Early diets found in fossilized teeth
Clues About Early Diets Found in Fossilized Teeth
By studying the pits and scratches on fossilized teeth and analyzing the carbon isotopes on enamel, researchers have discovered new information about the diets of early hominids.
Researchers have done microscopic analysis of wear in fossilized teeth of early hominids. Science/AAAS
“The new data suggests our simple story, of harder and harder diets over time, is not accurate,” said Peter Ungar, a paleoanthropologist at the University of Arkansas, whose lab does microscopic analysis of dental wear.
The genus Australopithecus, which lived two million to four million years ago, shows a greater variation in diet over geographic region than over time, he said.
The carbon isotope analysis was done by his colleague and co-author Matt Sponheimer, a paleoanthropologist at the University of Colorado.

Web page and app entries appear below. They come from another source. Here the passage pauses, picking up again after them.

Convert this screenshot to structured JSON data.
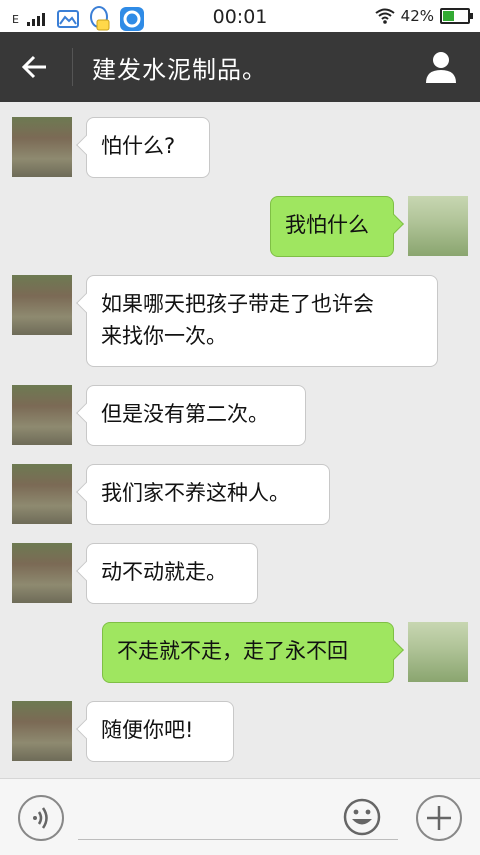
{
  "status_bar": {
    "network_label": "E",
    "time": "00:01",
    "battery_percent": "42%",
    "battery_level": 0.42
  },
  "header": {
    "title": "建发水泥制品。"
  },
  "messages": [
    {
      "side": "in",
      "text": "怕什么?"
    },
    {
      "side": "out",
      "text": "我怕什么"
    },
    {
      "side": "in",
      "text": "如果哪天把孩子带走了也许会\n来找你一次。"
    },
    {
      "side": "in",
      "text": "但是没有第二次。"
    },
    {
      "side": "in",
      "text": "我们家不养这种人。"
    },
    {
      "side": "in",
      "text": "动不动就走。"
    },
    {
      "side": "out",
      "text": "不走就不走，走了永不回"
    },
    {
      "side": "in",
      "text": "随便你吧!"
    }
  ],
  "colors": {
    "header_bg": "#383838",
    "chat_bg": "#ebebeb",
    "outgoing_bubble": "#9fe660",
    "incoming_bubble": "#ffffff"
  },
  "icons": {
    "back": "arrow-left-icon",
    "profile": "person-icon",
    "voice": "voice-icon",
    "emoji": "smiley-icon",
    "more": "plus-icon"
  }
}
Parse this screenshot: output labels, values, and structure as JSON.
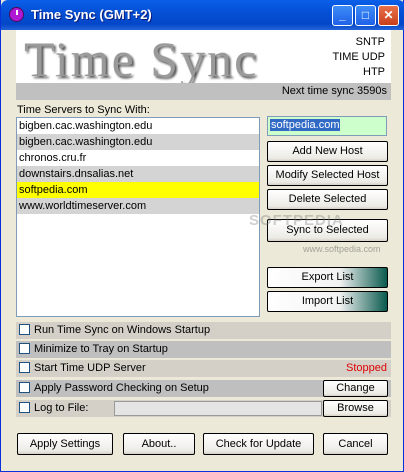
{
  "window": {
    "title": "Time Sync (GMT+2)",
    "icon": "clock-icon"
  },
  "banner": {
    "logo_text": "Time Sync",
    "protocols": [
      "SNTP",
      "TIME UDP",
      "HTP"
    ]
  },
  "status": {
    "next_sync": "Next time sync 3590s",
    "server_state": "Stopped",
    "state_color": "#e00000"
  },
  "servers": {
    "label": "Time Servers to Sync With:",
    "items": [
      "bigben.cac.washington.edu",
      "bigben.cac.washington.edu",
      "chronos.cru.fr",
      "downstairs.dnsalias.net",
      "softpedia.com",
      "www.worldtimeserver.com"
    ],
    "selected_index": 4
  },
  "host_input": {
    "value": "softpedia.com"
  },
  "buttons": {
    "add": "Add New Host",
    "modify": "Modify Selected Host",
    "delete": "Delete Selected",
    "sync": "Sync to Selected",
    "export": "Export List",
    "import": "Import List",
    "change": "Change",
    "browse": "Browse",
    "apply": "Apply Settings",
    "about": "About..",
    "update": "Check for Update",
    "cancel": "Cancel"
  },
  "options": [
    "Run Time Sync on Windows Startup",
    "Minimize to Tray on Startup",
    "Start Time UDP Server",
    "Apply Password Checking on Setup",
    "Log to File:"
  ],
  "watermark": {
    "main": "SOFTPEDIA",
    "sub": "www.softpedia.com"
  }
}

Australopithecus groups in eastern Africa lived in the open savannah and fed on tough foods, like grasses. In South Africa, the data shows that Australopithecus groups may have had to fall back on hard, brittle foods like nuts, roots and seeds.
There were similar differences in diet between groups of Paranthropus, a genus that lived about 2.7 million years ago, Dr. Ungar said. Paranthropus had strong jaws and teeth, and scientists previously believed that it relied heavily on hard, brittle foods.
But “shapes of the teeth alone tell you what the animal is capable of eating, not what they eat on a day-to-day basis,” he said.
Microwear and carbon analysis provides more detailed information on the ecology of hominids — how they lived based on what was immediately available to them.